**PROVIDED DATA:**
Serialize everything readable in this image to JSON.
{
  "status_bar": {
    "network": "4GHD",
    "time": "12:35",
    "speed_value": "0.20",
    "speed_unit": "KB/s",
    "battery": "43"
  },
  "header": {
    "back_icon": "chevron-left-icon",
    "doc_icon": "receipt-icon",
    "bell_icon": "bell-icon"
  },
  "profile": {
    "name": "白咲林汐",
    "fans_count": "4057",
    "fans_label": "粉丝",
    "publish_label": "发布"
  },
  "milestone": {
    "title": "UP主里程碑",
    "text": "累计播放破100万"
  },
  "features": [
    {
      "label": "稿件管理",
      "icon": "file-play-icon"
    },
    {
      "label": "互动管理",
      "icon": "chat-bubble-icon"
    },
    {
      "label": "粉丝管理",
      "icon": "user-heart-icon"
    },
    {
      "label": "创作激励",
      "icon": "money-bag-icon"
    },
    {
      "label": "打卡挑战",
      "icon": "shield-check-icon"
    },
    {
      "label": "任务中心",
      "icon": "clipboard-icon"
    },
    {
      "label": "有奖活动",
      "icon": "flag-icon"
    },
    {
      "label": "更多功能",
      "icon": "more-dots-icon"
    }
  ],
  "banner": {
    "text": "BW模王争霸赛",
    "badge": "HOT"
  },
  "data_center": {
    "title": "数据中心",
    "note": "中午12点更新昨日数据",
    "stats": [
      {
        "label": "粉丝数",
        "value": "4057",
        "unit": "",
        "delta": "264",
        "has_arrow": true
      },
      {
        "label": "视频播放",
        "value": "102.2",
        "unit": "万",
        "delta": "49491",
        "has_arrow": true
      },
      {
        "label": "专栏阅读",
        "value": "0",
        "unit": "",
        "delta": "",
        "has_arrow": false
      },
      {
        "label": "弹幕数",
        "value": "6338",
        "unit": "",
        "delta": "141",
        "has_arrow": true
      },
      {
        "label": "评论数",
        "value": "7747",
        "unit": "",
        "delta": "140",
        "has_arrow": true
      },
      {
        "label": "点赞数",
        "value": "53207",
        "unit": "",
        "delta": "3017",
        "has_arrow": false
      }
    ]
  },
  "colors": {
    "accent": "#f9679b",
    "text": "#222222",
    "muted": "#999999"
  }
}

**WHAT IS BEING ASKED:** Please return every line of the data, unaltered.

**OUTPUT FOR THIS TASK:**
Serialize everything readable in this image to JSON.
{
  "status_bar": {
    "network": "4GHD",
    "time": "12:35",
    "speed_value": "0.20",
    "speed_unit": "KB/s",
    "battery": "43"
  },
  "header": {
    "back_icon": "chevron-left-icon",
    "doc_icon": "receipt-icon",
    "bell_icon": "bell-icon"
  },
  "profile": {
    "name": "白咲林汐",
    "fans_count": "4057",
    "fans_label": "粉丝",
    "publish_label": "发布"
  },
  "milestone": {
    "title": "UP主里程碑",
    "text": "累计播放破100万"
  },
  "features": [
    {
      "label": "稿件管理",
      "icon": "file-play-icon"
    },
    {
      "label": "互动管理",
      "icon": "chat-bubble-icon"
    },
    {
      "label": "粉丝管理",
      "icon": "user-heart-icon"
    },
    {
      "label": "创作激励",
      "icon": "money-bag-icon"
    },
    {
      "label": "打卡挑战",
      "icon": "shield-check-icon"
    },
    {
      "label": "任务中心",
      "icon": "clipboard-icon"
    },
    {
      "label": "有奖活动",
      "icon": "flag-icon"
    },
    {
      "label": "更多功能",
      "icon": "more-dots-icon"
    }
  ],
  "banner": {
    "text": "BW模王争霸赛",
    "badge": "HOT"
  },
  "data_center": {
    "title": "数据中心",
    "note": "中午12点更新昨日数据",
    "stats": [
      {
        "label": "粉丝数",
        "value": "4057",
        "unit": "",
        "delta": "264",
        "has_arrow": true
      },
      {
        "label": "视频播放",
        "value": "102.2",
        "unit": "万",
        "delta": "49491",
        "has_arrow": true
      },
      {
        "label": "专栏阅读",
        "value": "0",
        "unit": "",
        "delta": "",
        "has_arrow": false
      },
      {
        "label": "弹幕数",
        "value": "6338",
        "unit": "",
        "delta": "141",
        "has_arrow": true
      },
      {
        "label": "评论数",
        "value": "7747",
        "unit": "",
        "delta": "140",
        "has_arrow": true
      },
      {
        "label": "点赞数",
        "value": "53207",
        "unit": "",
        "delta": "3017",
        "has_arrow": false
      }
    ]
  },
  "colors": {
    "accent": "#f9679b",
    "text": "#222222",
    "muted": "#999999"
  }
}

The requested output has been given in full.